In this first draft, “Finding” is in a traditional-looking script font, “George Washington” in an old-timey font that looks like it belongs on a baseball jersey. We tinkered with the design and eventually selected different fonts with similar characteristics. The subtitle “A Time Travel Tale” is prominent, per my request, as I wanted potential readers to know what they’re getting into. It’s not a biography. The subtitle and byline both ended up in Optima bold, a mid-20th-Century font that adds a modern flavor.
That first draft did include the headquarters house, but it crowded the cover. Not worth it. The sword never made it onto the cover either. Too much clutter. We tweaked George’s hair, deepened the orange on the banner, brightened some elements, diminished others.
Best of all, Matthew came up with a couple of visual ideas that added hugely to the cover’s appeal. First, he bought stock photos of a baseball and crossed bats and placed them just under George’s image. And he added a traditional clockface with Roman numerals, as a round “medallion” behind GW’s head and shoulders. The clock numerals are repeated concentrically four or five times, adding a sense of movement, vibration, and disconcerting instability to these still images. This suggests time travel in a simple and effective way. (When I overthink it, of course, time travel is more about calendars than clockfaces, but the image still works.)
In one of Matthew’s other cover prototypes (the first one above), George was wearing a baseball cap, and his head shot seems to jump off a dollar bill. I loved it, but I had doubts. Though it was jaunty and appealing, I decided it was probably too cute, even too goofy, to put on the cover. Combined with the other modern elements, and without his military uniform, his slight smile in the original painting came across as a slight smirk. Nothing like the complex, passionate, controlled personality I was trying to convey in the book.
Also, if he wasn’t dressed as a soldier, I was concerned that folks wouldn’t recognize George at 45. No doubt this fear had come about at least partially from my experience wearing a white ball cap with a similar image of young George on it. Though he’s dressed in his army duds, more than one person had checked it out and asked, “Who’s that? Hamilton?” Young Alex, of course, is a present-day superstar, though the immense popularity of the eponymous hit musical has also boosted George’s fame in the past few years.

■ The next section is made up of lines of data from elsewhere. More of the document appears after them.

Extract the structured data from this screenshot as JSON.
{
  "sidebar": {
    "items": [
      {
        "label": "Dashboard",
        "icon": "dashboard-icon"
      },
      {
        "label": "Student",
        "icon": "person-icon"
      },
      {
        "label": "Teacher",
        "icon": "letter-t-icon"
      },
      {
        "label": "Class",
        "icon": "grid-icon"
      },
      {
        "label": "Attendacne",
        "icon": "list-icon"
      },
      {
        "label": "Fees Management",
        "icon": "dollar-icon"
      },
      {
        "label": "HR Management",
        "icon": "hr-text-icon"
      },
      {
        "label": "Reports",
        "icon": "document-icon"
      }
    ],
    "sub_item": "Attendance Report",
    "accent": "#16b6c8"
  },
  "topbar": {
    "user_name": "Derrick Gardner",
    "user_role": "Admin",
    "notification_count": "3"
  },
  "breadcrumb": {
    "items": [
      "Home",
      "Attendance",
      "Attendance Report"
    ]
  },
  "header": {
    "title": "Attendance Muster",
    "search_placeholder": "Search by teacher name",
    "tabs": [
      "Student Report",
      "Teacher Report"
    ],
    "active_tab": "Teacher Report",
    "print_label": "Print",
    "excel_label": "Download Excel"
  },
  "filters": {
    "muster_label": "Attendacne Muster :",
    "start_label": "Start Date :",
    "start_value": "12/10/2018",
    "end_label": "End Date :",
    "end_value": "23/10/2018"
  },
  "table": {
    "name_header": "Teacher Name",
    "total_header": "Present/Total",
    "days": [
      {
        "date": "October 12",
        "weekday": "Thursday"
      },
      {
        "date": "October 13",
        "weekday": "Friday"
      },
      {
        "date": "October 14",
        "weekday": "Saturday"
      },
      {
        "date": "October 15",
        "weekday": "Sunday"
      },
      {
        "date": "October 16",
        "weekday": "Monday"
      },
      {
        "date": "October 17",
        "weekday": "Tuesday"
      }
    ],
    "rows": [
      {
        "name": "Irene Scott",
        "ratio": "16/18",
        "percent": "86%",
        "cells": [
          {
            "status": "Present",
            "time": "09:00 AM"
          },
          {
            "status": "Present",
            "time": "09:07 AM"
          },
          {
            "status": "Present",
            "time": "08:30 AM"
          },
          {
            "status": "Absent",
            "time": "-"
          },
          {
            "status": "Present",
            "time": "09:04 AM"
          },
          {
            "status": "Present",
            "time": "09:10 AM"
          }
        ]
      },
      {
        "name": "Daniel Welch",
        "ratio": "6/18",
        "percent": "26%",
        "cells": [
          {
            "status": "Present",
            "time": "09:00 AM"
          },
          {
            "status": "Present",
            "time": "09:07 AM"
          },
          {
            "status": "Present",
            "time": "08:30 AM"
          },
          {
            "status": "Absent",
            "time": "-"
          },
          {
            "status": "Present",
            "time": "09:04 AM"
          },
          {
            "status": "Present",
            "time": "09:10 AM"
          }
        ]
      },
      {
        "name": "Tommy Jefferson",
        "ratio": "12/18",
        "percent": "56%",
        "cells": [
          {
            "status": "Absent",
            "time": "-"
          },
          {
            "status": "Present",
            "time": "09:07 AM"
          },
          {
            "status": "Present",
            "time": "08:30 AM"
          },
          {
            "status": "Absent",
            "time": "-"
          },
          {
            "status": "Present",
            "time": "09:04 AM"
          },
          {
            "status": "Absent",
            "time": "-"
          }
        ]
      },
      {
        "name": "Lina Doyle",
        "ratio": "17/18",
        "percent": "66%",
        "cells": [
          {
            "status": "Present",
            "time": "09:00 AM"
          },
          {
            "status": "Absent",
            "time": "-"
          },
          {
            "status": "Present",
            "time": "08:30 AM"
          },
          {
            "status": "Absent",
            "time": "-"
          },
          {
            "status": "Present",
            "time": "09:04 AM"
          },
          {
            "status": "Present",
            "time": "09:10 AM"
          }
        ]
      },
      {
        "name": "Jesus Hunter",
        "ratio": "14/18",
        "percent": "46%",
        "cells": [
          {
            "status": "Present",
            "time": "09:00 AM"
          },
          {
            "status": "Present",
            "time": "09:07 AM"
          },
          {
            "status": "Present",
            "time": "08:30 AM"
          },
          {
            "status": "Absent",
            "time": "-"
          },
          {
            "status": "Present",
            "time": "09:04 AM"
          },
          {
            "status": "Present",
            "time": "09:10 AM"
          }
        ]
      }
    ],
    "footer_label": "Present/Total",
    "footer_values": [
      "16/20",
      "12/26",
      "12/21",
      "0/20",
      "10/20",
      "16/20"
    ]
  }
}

The final version of the cover appears below, along with a shot of my white ball cap.